The scenarios themselves are largely interesting and varied. Without spoiling too much, expect a boss fight, seek-and-destroy type scenarios, a daring escape, and a fair number of undead who keep coming back. The difficulty of these scenarios range from 4-9 (out of 10), and it’s worth noting that each can be played on its own as a 1-shot if you’d rather not play through the entire campaign.
Some scenarios do a great job of manifesting the story into the gameplay… others, not so much. Even for some of the scenarios that do manifest the story well, they do so at the cost of gameplay. I’m not completely sold on the versatility of the basic system here. A game like Arkham Horror TCG, the obvious comparison, is much more versatile story-wise and gameplay-wise because of how much story happens on the cards. This provides for a better campaign experience for each scenario, even if it means that the scenarios themselves are less replayable. LOTR TCG suffers from the opposite: the scenarios, particularly the encounter deck, feature so much randomness that they’re wildly replayable, but it can be tough to squeeze a legitimate campaign out of them. Story writers Caleb Grace and MJ Newman wrote an excellent story, but I don’t think the campaign can deliver an experience on par with the story. However, the basic gameplay remains excellent.
While some encounter cards are essentially slight variations of what we saw in the core box, there are certainly some interesting ones here as well. A big new thing here is how many quest cards are in the encounter decks. Sometimes these present dilemmas because going for a non-main quest seems wasteful, but often the quests are either so helpful to the forces of evil or their once-completed reward is so tantalizing that it becomes a legitimate debate instead of a “how long can we last without committing to this quest?”
As usual, the cards are of fine stock and the art lives up to its award-winning standards. A couple times a game I’d find myself appreciating the card art instead of planning my next turn. It’s that good. However, I am disappointed in the box. They could have made this much smaller, but instead they reused the same box and insert as the base game. If they wanted to reuse the same box size and box insert, they could have at least included dividers, etc. to make things more manageable (I used my own blocks, pictured below). As it stands, the box is barely half full, even with all the content from the campaign expansion and the hero expansion combined.
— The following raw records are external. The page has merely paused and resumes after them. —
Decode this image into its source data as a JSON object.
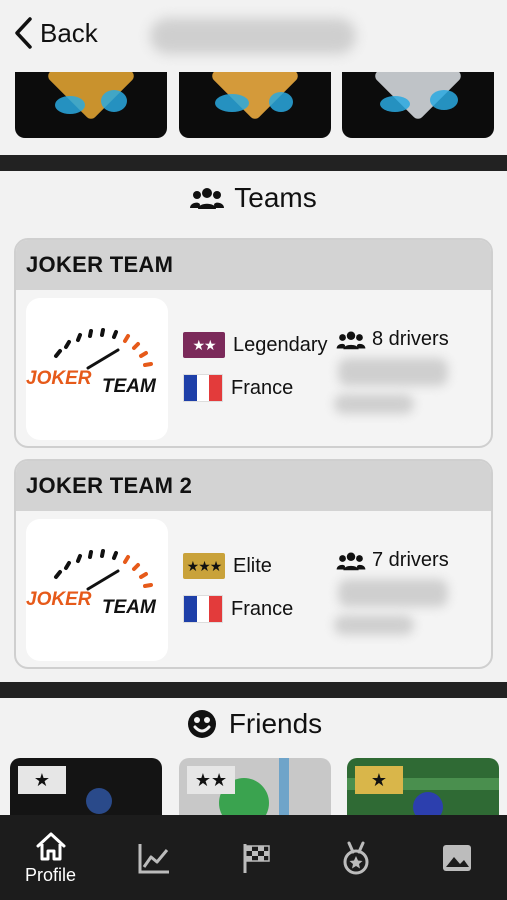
{
  "header": {
    "back_label": "Back"
  },
  "teams_section": {
    "title": "Teams"
  },
  "teams": [
    {
      "name": "JOKER TEAM",
      "level": "Legendary",
      "level_stars": "★★",
      "level_color": "#7b2a5a",
      "country": "France",
      "drivers": "8 drivers",
      "logo_text_1": "JOKER",
      "logo_text_2": "TEAM"
    },
    {
      "name": "JOKER TEAM 2",
      "level": "Elite",
      "level_stars": "★★★",
      "level_color": "#c9a23a",
      "country": "France",
      "drivers": "7 drivers",
      "logo_text_1": "JOKER",
      "logo_text_2": "TEAM"
    }
  ],
  "friends_section": {
    "title": "Friends"
  },
  "friends": [
    {
      "stars": "★",
      "chip_color": "#e6e6e6"
    },
    {
      "stars": "★★",
      "chip_color": "#e6e6e6"
    },
    {
      "stars": "★",
      "chip_color": "#d9b64a"
    }
  ],
  "tabbar": {
    "items": [
      {
        "label": "Profile",
        "icon": "home-icon",
        "active": true
      },
      {
        "label": "",
        "icon": "chart-icon",
        "active": false
      },
      {
        "label": "",
        "icon": "checkered-flag-icon",
        "active": false
      },
      {
        "label": "",
        "icon": "medal-icon",
        "active": false
      },
      {
        "label": "",
        "icon": "image-icon",
        "active": false
      }
    ]
  }
}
As a campaign, Angmar Awakened Campaign Expansion falls short of its well-written and well-plotted story. It’s still good, it’s just not great. As a game, it’s excellent, and still a favorite solo game of mine. Expect plenty of challenges and adventure along the way (remember, this is a difficult game to beat, which I appreciate). Arkham Horror: TCG is still a better campaign, but I think LOTR: TCG is a better game, despite my persistent qualms with having a 50-card deck minimum (why do I need to choose that many cards when I won’t even see half of them??). If you like LOTR: TCG, and you want more of it, the campaign expansion is a no-brainer. The character expansion has some fun cards, but it’s certainly not necessary.
Fantasy Flight Games (Asmodee North America) kindly provided a review copy.
The Bottom Line
Character expansion is fun, but not entirely necessary. If you like and want more of LOTR: TCG, the campaign expansion is a no-brainer.